[Opening Materials provided section]

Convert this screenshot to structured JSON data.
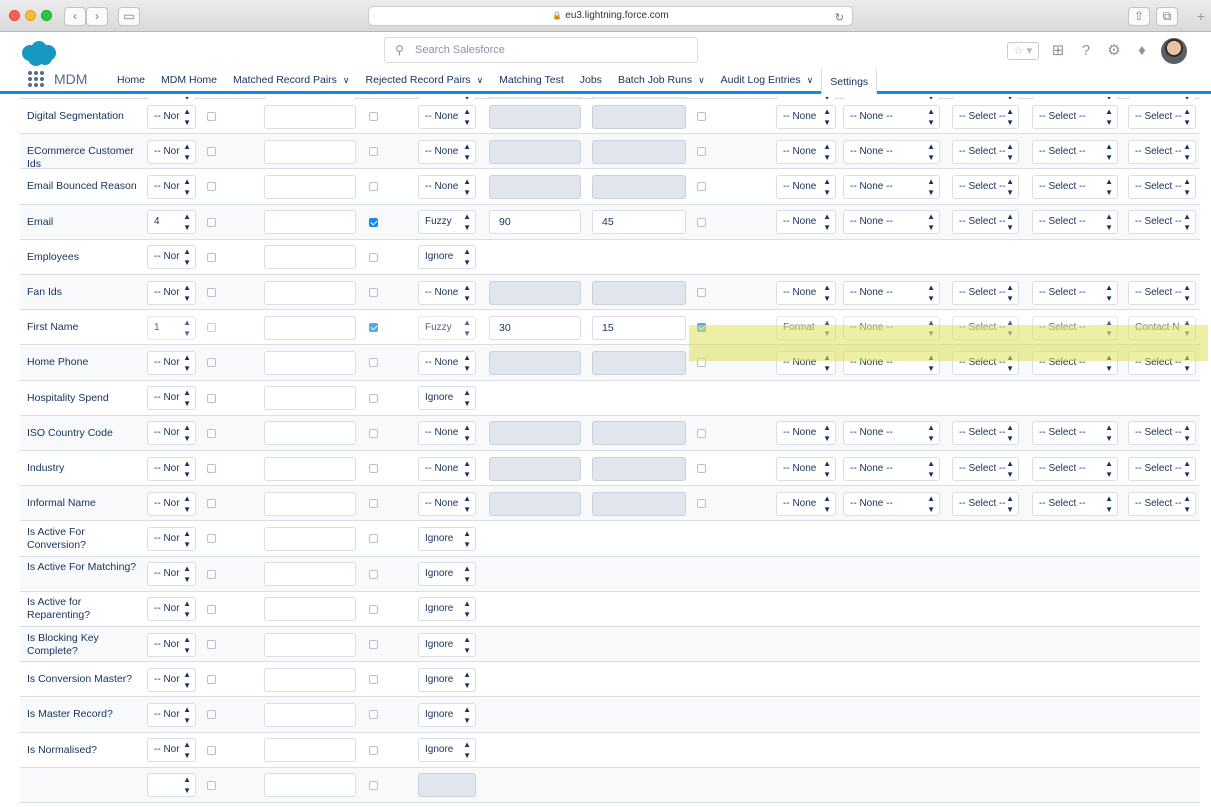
{
  "browser": {
    "url": "eu3.lightning.force.com"
  },
  "header": {
    "search_placeholder": "Search Salesforce"
  },
  "nav": {
    "app_name": "MDM",
    "items": [
      {
        "label": "Home",
        "dropdown": false
      },
      {
        "label": "MDM Home",
        "dropdown": false
      },
      {
        "label": "Matched Record Pairs",
        "dropdown": true
      },
      {
        "label": "Rejected Record Pairs",
        "dropdown": true
      },
      {
        "label": "Matching Test",
        "dropdown": false
      },
      {
        "label": "Jobs",
        "dropdown": false
      },
      {
        "label": "Batch Job Runs",
        "dropdown": true
      },
      {
        "label": "Audit Log Entries",
        "dropdown": true
      },
      {
        "label": "Settings",
        "dropdown": false,
        "active": true
      }
    ]
  },
  "rows": [
    {
      "label": "",
      "order": "",
      "check1": false,
      "text": "",
      "check2": false,
      "method": "-- None",
      "threshold": "",
      "weight": "",
      "check3": false,
      "format": "-- None",
      "field1": "-- None --",
      "s1": "-- Select --",
      "s2": "-- Select --",
      "s3": "-- Select --",
      "type": "partial"
    },
    {
      "label": "Digital Segmentation",
      "order": "-- Nor",
      "check1": false,
      "text": "",
      "check2": false,
      "method": "-- None",
      "threshold": "",
      "weight": "",
      "check3": false,
      "format": "-- None",
      "field1": "-- None --",
      "s1": "-- Select --",
      "s2": "-- Select --",
      "s3": "-- Select --",
      "type": "full"
    },
    {
      "label": "ECommerce Customer Ids",
      "order": "-- Nor",
      "check1": false,
      "text": "",
      "check2": false,
      "method": "-- None",
      "threshold": "",
      "weight": "",
      "check3": false,
      "format": "-- None",
      "field1": "-- None --",
      "s1": "-- Select --",
      "s2": "-- Select --",
      "s3": "-- Select --",
      "type": "full"
    },
    {
      "label": "Email Bounced Reason",
      "order": "-- Nor",
      "check1": false,
      "text": "",
      "check2": false,
      "method": "-- None",
      "threshold": "",
      "weight": "",
      "check3": false,
      "format": "-- None",
      "field1": "-- None --",
      "s1": "-- Select --",
      "s2": "-- Select --",
      "s3": "-- Select --",
      "type": "full"
    },
    {
      "label": "Email",
      "order": "4",
      "check1": false,
      "text": "",
      "check2": true,
      "method": "Fuzzy",
      "threshold": "90",
      "weight": "45",
      "check3": false,
      "format": "-- None",
      "field1": "-- None --",
      "s1": "-- Select --",
      "s2": "-- Select --",
      "s3": "-- Select --",
      "type": "active"
    },
    {
      "label": "Employees",
      "order": "-- Nor",
      "check1": false,
      "text": "",
      "check2": false,
      "method": "Ignore",
      "type": "ignore"
    },
    {
      "label": "Fan Ids",
      "order": "-- Nor",
      "check1": false,
      "text": "",
      "check2": false,
      "method": "-- None",
      "threshold": "",
      "weight": "",
      "check3": false,
      "format": "-- None",
      "field1": "-- None --",
      "s1": "-- Select --",
      "s2": "-- Select --",
      "s3": "-- Select --",
      "type": "full"
    },
    {
      "label": "First Name",
      "order": "1",
      "check1": false,
      "text": "",
      "check2": true,
      "method": "Fuzzy",
      "threshold": "30",
      "weight": "15",
      "check3": true,
      "format": "Format",
      "field1": "-- None --",
      "s1": "-- Select --",
      "s2": "-- Select --",
      "s3": "Contact N",
      "type": "active",
      "highlight": true
    },
    {
      "label": "Home Phone",
      "order": "-- Nor",
      "check1": false,
      "text": "",
      "check2": false,
      "method": "-- None",
      "threshold": "",
      "weight": "",
      "check3": false,
      "format": "-- None",
      "field1": "-- None --",
      "s1": "-- Select --",
      "s2": "-- Select --",
      "s3": "-- Select --",
      "type": "full"
    },
    {
      "label": "Hospitality Spend",
      "order": "-- Nor",
      "check1": false,
      "text": "",
      "check2": false,
      "method": "Ignore",
      "type": "ignore"
    },
    {
      "label": "ISO Country Code",
      "order": "-- Nor",
      "check1": false,
      "text": "",
      "check2": false,
      "method": "-- None",
      "threshold": "",
      "weight": "",
      "check3": false,
      "format": "-- None",
      "field1": "-- None --",
      "s1": "-- Select --",
      "s2": "-- Select --",
      "s3": "-- Select --",
      "type": "full"
    },
    {
      "label": "Industry",
      "order": "-- Nor",
      "check1": false,
      "text": "",
      "check2": false,
      "method": "-- None",
      "threshold": "",
      "weight": "",
      "check3": false,
      "format": "-- None",
      "field1": "-- None --",
      "s1": "-- Select --",
      "s2": "-- Select --",
      "s3": "-- Select --",
      "type": "full"
    },
    {
      "label": "Informal Name",
      "order": "-- Nor",
      "check1": false,
      "text": "",
      "check2": false,
      "method": "-- None",
      "threshold": "",
      "weight": "",
      "check3": false,
      "format": "-- None",
      "field1": "-- None --",
      "s1": "-- Select --",
      "s2": "-- Select --",
      "s3": "-- Select --",
      "type": "full"
    },
    {
      "label": "Is Active For Conversion?",
      "order": "-- Nor",
      "check1": false,
      "text": "",
      "check2": false,
      "method": "Ignore",
      "type": "ignore"
    },
    {
      "label": "Is Active For Matching?",
      "order": "-- Nor",
      "check1": false,
      "text": "",
      "check2": false,
      "method": "Ignore",
      "type": "ignore"
    },
    {
      "label": "Is Active for Reparenting?",
      "order": "-- Nor",
      "check1": false,
      "text": "",
      "check2": false,
      "method": "Ignore",
      "type": "ignore"
    },
    {
      "label": "Is Blocking Key Complete?",
      "order": "-- Nor",
      "check1": false,
      "text": "",
      "check2": false,
      "method": "Ignore",
      "type": "ignore"
    },
    {
      "label": "Is Conversion Master?",
      "order": "-- Nor",
      "check1": false,
      "text": "",
      "check2": false,
      "method": "Ignore",
      "type": "ignore"
    },
    {
      "label": "Is Master Record?",
      "order": "-- Nor",
      "check1": false,
      "text": "",
      "check2": false,
      "method": "Ignore",
      "type": "ignore"
    },
    {
      "label": "Is Normalised?",
      "order": "-- Nor",
      "check1": false,
      "text": "",
      "check2": false,
      "method": "Ignore",
      "type": "ignore"
    },
    {
      "label": "",
      "order": "",
      "check1": false,
      "text": "",
      "check2": false,
      "method": "",
      "type": "partial-bottom"
    }
  ]
}
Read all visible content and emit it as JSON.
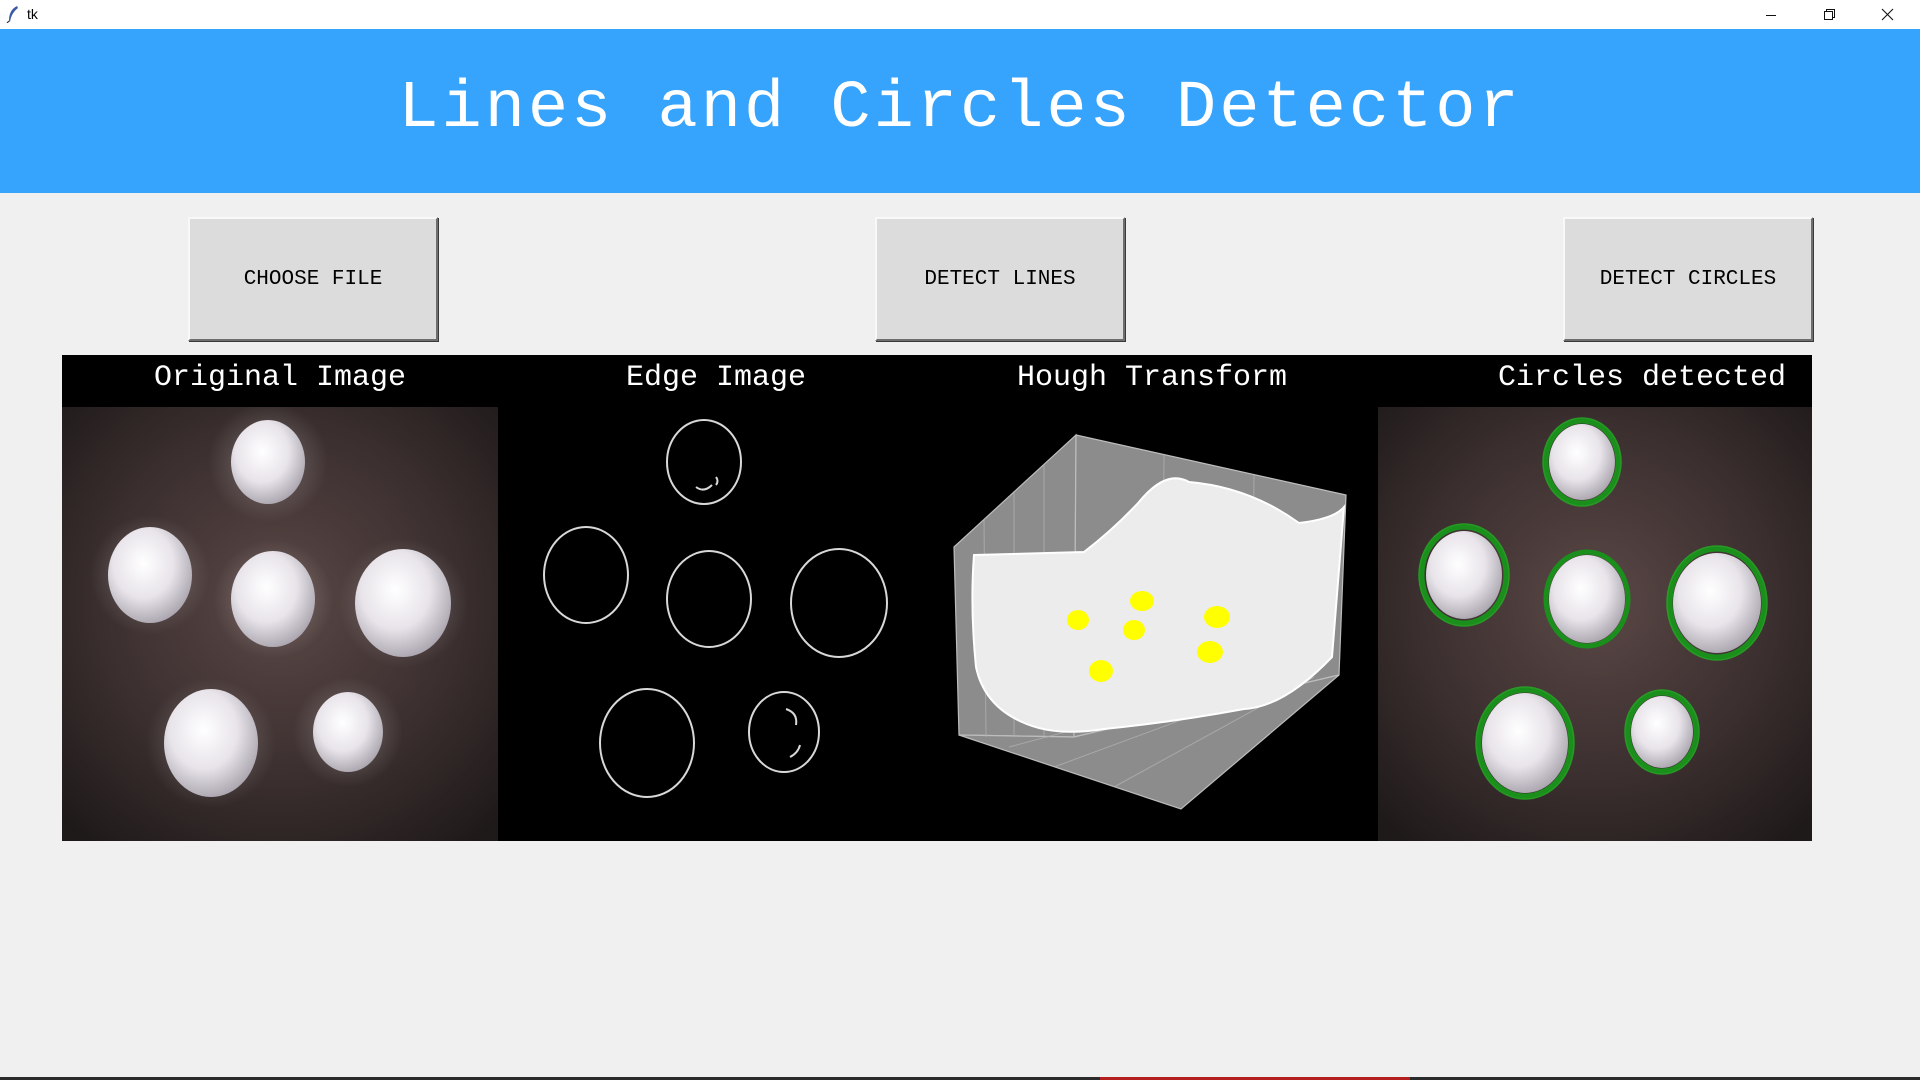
{
  "window": {
    "title": "tk",
    "icons": [
      "tk-feather-icon",
      "minimize-icon",
      "maximize-icon",
      "close-icon"
    ]
  },
  "header": {
    "title": "Lines and Circles Detector",
    "background": "#36a3fd"
  },
  "buttons": {
    "choose_file": "CHOOSE FILE",
    "detect_lines": "DETECT LINES",
    "detect_circles": "DETECT CIRCLES"
  },
  "panels": {
    "original": "Original Image",
    "edge": "Edge Image",
    "hough": "Hough Transform",
    "circles": "Circles detected"
  },
  "colors": {
    "detected_circle": "#1b8f1b",
    "hough_peak": "#ffff00"
  }
}
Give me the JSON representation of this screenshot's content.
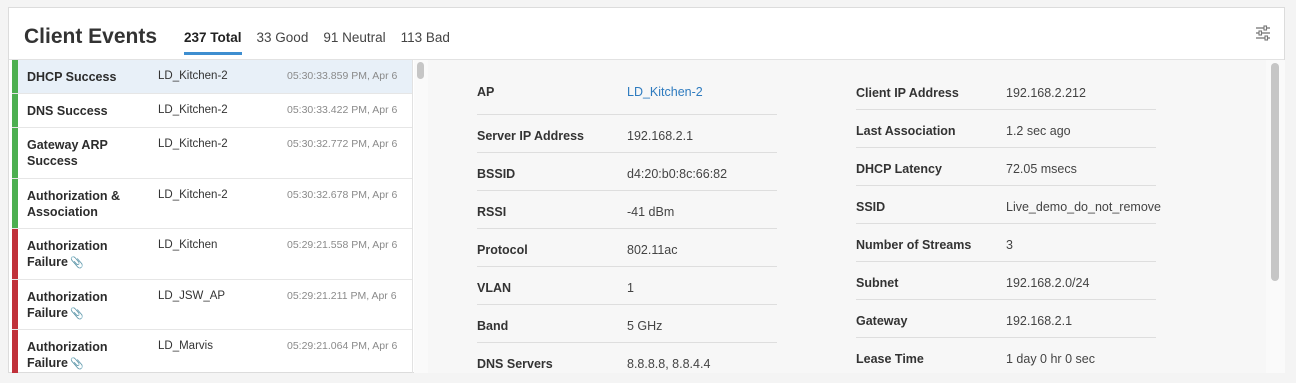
{
  "title": "Client Events",
  "tabs": [
    {
      "label": "237 Total",
      "active": true
    },
    {
      "label": "33 Good",
      "active": false
    },
    {
      "label": "91 Neutral",
      "active": false
    },
    {
      "label": "113 Bad",
      "active": false
    }
  ],
  "filter_icon": "sliders-icon",
  "colors": {
    "good": "#4caf50",
    "bad": "#c0313a",
    "accent": "#3e8ed0",
    "link": "#2e7bbf"
  },
  "events": [
    {
      "name": "DHCP Success",
      "ap": "LD_Kitchen-2",
      "time": "05:30:33.859 PM, Apr 6",
      "status": "good",
      "clip": false
    },
    {
      "name": "DNS Success",
      "ap": "LD_Kitchen-2",
      "time": "05:30:33.422 PM, Apr 6",
      "status": "good",
      "clip": false
    },
    {
      "name": "Gateway ARP Success",
      "ap": "LD_Kitchen-2",
      "time": "05:30:32.772 PM, Apr 6",
      "status": "good",
      "clip": false
    },
    {
      "name": "Authorization & Association",
      "ap": "LD_Kitchen-2",
      "time": "05:30:32.678 PM, Apr 6",
      "status": "good",
      "clip": false
    },
    {
      "name": "Authorization Failure",
      "ap": "LD_Kitchen",
      "time": "05:29:21.558 PM, Apr 6",
      "status": "bad",
      "clip": true
    },
    {
      "name": "Authorization Failure",
      "ap": "LD_JSW_AP",
      "time": "05:29:21.211 PM, Apr 6",
      "status": "bad",
      "clip": true
    },
    {
      "name": "Authorization Failure",
      "ap": "LD_Marvis",
      "time": "05:29:21.064 PM, Apr 6",
      "status": "bad",
      "clip": true
    }
  ],
  "details": {
    "left": [
      {
        "label": "AP",
        "value": "LD_Kitchen-2",
        "link": true
      },
      {
        "label": "Server IP Address",
        "value": "192.168.2.1"
      },
      {
        "label": "BSSID",
        "value": "d4:20:b0:8c:66:82"
      },
      {
        "label": "RSSI",
        "value": "-41 dBm"
      },
      {
        "label": "Protocol",
        "value": "802.11ac"
      },
      {
        "label": "VLAN",
        "value": "1"
      },
      {
        "label": "Band",
        "value": "5 GHz"
      },
      {
        "label": "DNS Servers",
        "value": "8.8.8.8, 8.8.4.4"
      }
    ],
    "right": [
      {
        "label": "Client IP Address",
        "value": "192.168.2.212"
      },
      {
        "label": "Last Association",
        "value": "1.2 sec ago"
      },
      {
        "label": "DHCP Latency",
        "value": "72.05 msecs"
      },
      {
        "label": "SSID",
        "value": "Live_demo_do_not_remove"
      },
      {
        "label": "Number of Streams",
        "value": "3"
      },
      {
        "label": "Subnet",
        "value": "192.168.2.0/24"
      },
      {
        "label": "Gateway",
        "value": "192.168.2.1"
      },
      {
        "label": "Lease Time",
        "value": "1 day 0 hr 0 sec"
      }
    ]
  }
}
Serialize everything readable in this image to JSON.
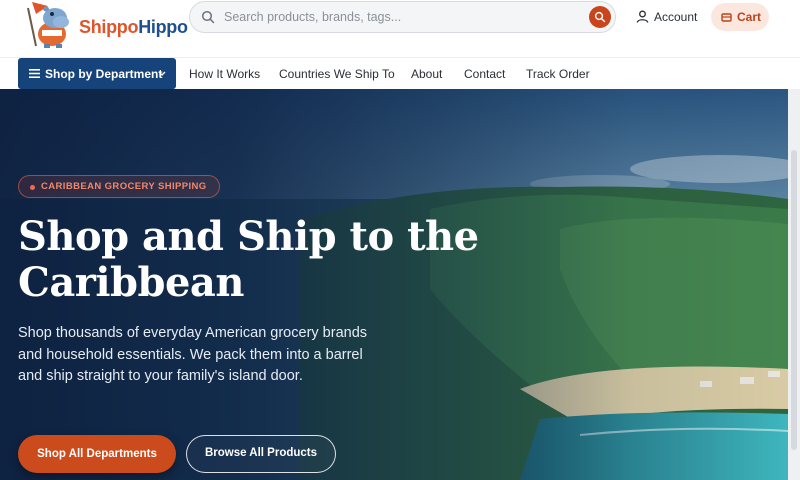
{
  "brand": {
    "name_part1": "Shippo",
    "name_part2": "Hippo"
  },
  "search": {
    "placeholder": "Search products, brands, tags..."
  },
  "header": {
    "account_label": "Account",
    "cart_label": "Cart"
  },
  "nav": {
    "department_button": "Shop by Department",
    "links": [
      "How It Works",
      "Countries We Ship To",
      "About",
      "Contact",
      "Track Order"
    ]
  },
  "hero": {
    "badge": "CARIBBEAN GROCERY SHIPPING",
    "title_line1": "Shop and Ship to the",
    "title_line2": "Caribbean",
    "description": "Shop thousands of everyday American grocery brands and household essentials. We pack them into a barrel and ship straight to your family's island door.",
    "primary_button": "Shop All Departments",
    "secondary_button": "Browse All Products"
  },
  "colors": {
    "accent": "#cc4b1d",
    "brand_blue": "#16437a",
    "cart_bg": "#fbe7de"
  },
  "icons": {
    "search": "search-icon",
    "account": "user-icon",
    "cart": "cart-icon",
    "menu": "menu-icon",
    "chevron": "chevron-down-icon"
  }
}
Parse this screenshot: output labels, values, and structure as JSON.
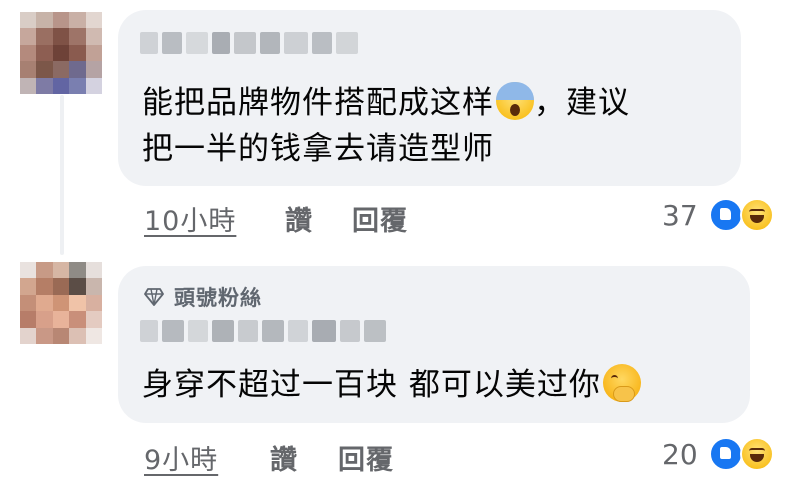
{
  "comments": [
    {
      "badge": "",
      "text_line1": "能把品牌物件搭配成这样",
      "emoji1": "face-screaming-in-fear-icon",
      "text_line1_tail": "，建议",
      "text_line2": "把一半的钱拿去请造型师",
      "time": "10小時",
      "like_label": "讚",
      "reply_label": "回覆",
      "reaction_count": "37",
      "reactions": [
        "like-reaction-icon",
        "haha-reaction-icon"
      ]
    },
    {
      "badge": "頭號粉絲",
      "badge_icon": "diamond-icon",
      "text_line1": "身穿不超过一百块 都可以美过你",
      "emoji1": "face-with-hand-over-mouth-icon",
      "time": "9小時",
      "like_label": "讚",
      "reply_label": "回覆",
      "reaction_count": "20",
      "reactions": [
        "like-reaction-icon",
        "haha-reaction-icon"
      ]
    }
  ],
  "colors": {
    "bubble": "#f0f2f5",
    "meta_text": "#65676b",
    "like_blue": "#1877f2",
    "badge_text": "#606770"
  }
}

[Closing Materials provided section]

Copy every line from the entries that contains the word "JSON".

Convert this screenshot to structured JSON data.
Read all visible content and emit it as JSON.
Give me the JSON representation of this screenshot's content.
Serialize everything readable in this image to JSON.
Parse this screenshot: output labels, values, and structure as JSON.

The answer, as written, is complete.